BP has set a new ambition to become a net zero company by 2050 or sooner, and to help the world get to net zero.
Unveiling plans to fundamentally reorganise the business new CEO Bernard Looney said: “The world’s carbon budget is finite and running out fast; we need a rapid transition to net zero. We all want energy that is reliable and affordable, but that is no longer enough. It must also be cleaner. To deliver that, trillions of dollars will need to be invested in replumbing and rewiring the world’s energy system. It will require nothing short of reimagining energy as we know it.
“This will certainly be a challenge, but also a tremendous opportunity. It is clear to me, and to our stakeholders, that for BP to play our part and serve our purpose, we have to change. And we want to change – this is the right thing for the world and for BP.”
Helge Lund, BP’s chairman, commented: “Energy markets are changing, driven by climate change, technology and societal expectations, and the board supports Bernard and his new leadership team’s ambition for BP. Aiming for net zero is not only the right thing for BP, it is the right thing for our shareholders and for society more broadly. As we embark on this ambitious agenda, we will maintain a strong focus on safe, reliable and efficient operations and on delivering the promises we have made to our investors.”
Looney said the net zero ambition covered both greenhouse gas emissions from BP’s operations and all the carbon in the oil and gas that it produces. He explained: “This is what we mean by making BP net zero. It directly addresses all the carbon we get out of the ground as well as all the greenhouse gases we emit from our operations. These will be absolute reductions, which is what the world needs. If this were to happen to every barrel of oil and gas produced, the emissions problem for our sector would be solved. But of course, the world is not that simple; the whole energy system has to be transformed and everyone has a contribution to make – producers and sellers of energy, policy makers and everyone who uses energy.”

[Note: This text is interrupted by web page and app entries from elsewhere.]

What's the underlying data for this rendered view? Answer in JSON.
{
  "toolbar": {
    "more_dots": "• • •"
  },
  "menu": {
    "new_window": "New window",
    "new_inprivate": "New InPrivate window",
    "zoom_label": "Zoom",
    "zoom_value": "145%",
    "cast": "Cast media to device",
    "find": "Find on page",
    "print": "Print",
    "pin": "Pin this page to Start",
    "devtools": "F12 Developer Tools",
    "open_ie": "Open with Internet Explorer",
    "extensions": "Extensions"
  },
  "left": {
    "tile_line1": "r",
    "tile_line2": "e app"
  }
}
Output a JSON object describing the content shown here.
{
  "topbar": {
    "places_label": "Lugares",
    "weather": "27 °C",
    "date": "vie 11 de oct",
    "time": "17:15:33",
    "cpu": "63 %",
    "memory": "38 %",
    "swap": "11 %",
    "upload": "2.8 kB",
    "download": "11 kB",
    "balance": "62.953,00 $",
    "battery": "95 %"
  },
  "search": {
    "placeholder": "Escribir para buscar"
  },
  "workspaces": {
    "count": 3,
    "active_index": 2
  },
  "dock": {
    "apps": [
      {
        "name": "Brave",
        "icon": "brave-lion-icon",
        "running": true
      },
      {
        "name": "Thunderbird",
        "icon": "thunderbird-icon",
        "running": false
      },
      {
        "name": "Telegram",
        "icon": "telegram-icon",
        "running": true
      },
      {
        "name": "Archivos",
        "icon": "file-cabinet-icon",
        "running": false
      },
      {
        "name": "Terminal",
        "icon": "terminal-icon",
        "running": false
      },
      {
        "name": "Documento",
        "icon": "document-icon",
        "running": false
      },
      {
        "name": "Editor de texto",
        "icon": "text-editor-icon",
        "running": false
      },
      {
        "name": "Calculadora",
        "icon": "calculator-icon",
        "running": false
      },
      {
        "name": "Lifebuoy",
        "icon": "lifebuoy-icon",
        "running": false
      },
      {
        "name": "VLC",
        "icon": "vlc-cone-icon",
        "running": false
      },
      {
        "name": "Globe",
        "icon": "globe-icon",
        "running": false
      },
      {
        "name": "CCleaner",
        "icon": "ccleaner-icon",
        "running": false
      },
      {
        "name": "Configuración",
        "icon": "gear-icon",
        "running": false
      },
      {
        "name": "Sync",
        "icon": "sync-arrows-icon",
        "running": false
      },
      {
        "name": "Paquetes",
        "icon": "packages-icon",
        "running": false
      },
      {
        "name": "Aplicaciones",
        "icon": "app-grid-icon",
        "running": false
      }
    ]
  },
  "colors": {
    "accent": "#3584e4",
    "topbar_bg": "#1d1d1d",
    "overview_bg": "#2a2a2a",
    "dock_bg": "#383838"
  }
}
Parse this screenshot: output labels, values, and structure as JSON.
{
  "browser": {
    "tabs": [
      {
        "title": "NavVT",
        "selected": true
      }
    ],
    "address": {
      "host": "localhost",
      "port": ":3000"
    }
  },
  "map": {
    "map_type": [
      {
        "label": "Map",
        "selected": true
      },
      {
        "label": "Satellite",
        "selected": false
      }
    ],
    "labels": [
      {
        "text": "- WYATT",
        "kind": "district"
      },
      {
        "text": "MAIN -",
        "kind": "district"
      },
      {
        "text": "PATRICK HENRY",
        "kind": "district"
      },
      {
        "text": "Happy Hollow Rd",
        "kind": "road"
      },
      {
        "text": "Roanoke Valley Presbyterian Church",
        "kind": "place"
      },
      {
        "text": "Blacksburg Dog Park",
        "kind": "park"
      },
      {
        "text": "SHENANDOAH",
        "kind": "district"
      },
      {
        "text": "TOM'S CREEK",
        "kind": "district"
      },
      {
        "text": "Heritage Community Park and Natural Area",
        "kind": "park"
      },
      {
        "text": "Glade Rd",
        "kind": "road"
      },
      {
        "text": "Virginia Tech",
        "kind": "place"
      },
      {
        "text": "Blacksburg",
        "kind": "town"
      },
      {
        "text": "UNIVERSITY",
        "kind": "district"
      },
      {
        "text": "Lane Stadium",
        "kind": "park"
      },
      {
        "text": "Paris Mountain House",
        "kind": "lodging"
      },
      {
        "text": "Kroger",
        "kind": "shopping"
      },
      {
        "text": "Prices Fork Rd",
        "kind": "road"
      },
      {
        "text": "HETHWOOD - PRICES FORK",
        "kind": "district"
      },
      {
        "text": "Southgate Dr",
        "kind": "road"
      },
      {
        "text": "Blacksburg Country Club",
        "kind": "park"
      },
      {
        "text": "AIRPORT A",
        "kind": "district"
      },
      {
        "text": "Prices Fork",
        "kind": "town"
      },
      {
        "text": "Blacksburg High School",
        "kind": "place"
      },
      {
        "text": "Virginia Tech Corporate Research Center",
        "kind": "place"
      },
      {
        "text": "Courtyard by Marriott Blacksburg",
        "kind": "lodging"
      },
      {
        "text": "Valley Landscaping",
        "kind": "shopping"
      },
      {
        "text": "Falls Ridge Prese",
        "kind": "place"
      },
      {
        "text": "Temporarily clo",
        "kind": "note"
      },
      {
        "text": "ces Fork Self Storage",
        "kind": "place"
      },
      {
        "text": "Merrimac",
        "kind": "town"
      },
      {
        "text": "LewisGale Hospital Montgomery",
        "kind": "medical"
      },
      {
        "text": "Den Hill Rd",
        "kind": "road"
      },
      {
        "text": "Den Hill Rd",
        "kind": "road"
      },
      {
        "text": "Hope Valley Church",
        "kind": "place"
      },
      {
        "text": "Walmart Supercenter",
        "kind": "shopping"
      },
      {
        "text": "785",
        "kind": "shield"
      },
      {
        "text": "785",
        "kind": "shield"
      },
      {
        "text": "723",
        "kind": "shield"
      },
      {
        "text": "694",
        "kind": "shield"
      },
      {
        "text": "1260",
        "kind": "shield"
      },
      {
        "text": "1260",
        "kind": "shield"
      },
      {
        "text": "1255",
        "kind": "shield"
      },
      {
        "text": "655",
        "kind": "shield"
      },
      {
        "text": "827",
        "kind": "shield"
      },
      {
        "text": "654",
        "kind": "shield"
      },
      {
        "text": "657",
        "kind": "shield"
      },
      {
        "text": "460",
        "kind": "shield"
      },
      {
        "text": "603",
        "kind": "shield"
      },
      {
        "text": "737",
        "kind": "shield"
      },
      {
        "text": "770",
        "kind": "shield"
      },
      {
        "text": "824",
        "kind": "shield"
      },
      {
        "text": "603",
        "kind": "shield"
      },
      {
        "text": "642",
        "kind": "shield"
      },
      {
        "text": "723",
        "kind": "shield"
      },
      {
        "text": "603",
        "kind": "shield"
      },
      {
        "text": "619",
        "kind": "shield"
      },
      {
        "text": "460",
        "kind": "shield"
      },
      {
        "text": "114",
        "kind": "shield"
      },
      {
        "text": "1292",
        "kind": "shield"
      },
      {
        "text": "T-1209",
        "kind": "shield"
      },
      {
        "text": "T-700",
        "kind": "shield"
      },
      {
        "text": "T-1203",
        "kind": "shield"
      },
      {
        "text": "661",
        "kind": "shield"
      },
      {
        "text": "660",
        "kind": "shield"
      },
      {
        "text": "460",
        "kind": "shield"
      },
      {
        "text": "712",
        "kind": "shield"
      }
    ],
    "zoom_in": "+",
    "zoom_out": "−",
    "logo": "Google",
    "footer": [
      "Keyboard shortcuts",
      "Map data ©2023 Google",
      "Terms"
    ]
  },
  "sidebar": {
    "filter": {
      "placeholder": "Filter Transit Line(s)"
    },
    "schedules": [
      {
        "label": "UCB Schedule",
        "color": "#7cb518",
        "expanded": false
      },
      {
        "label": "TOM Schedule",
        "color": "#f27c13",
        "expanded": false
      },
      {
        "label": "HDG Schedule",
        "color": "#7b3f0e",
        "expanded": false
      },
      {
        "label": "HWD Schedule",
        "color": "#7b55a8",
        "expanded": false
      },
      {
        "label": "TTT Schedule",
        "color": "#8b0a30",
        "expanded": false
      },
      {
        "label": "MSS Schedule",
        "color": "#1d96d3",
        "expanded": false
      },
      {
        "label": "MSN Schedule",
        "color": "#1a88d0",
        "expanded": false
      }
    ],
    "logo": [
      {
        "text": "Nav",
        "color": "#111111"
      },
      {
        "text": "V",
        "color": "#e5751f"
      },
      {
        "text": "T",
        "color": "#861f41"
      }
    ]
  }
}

He said BP aimed to help its customers reduce their emissions by halving the carbon intensity of the products it sells, again by 2050 or sooner – offering customers more and better choices of low- and no-carbon products.
He also said BP would become an advocate for policies that promote net zero and would be setting new expectations for its relationships with trade associations, making the case for BP’s views on climate change, being transparent where views differ, and being prepared to leave those where alignment cannot be reached.
He explained that to deliver its new ambition and aims, BP would undergo a fundamental reorganisation. “We need to reinvent BP. Our historic structure has served us well but, in order to keep up with rapidly-evolving customer demands and society’s expectations, we need to become more integrated and more focused. So we are undertaking a major reorganisation, introducing a new structure, a new leadership team and new ways of working for all of us.”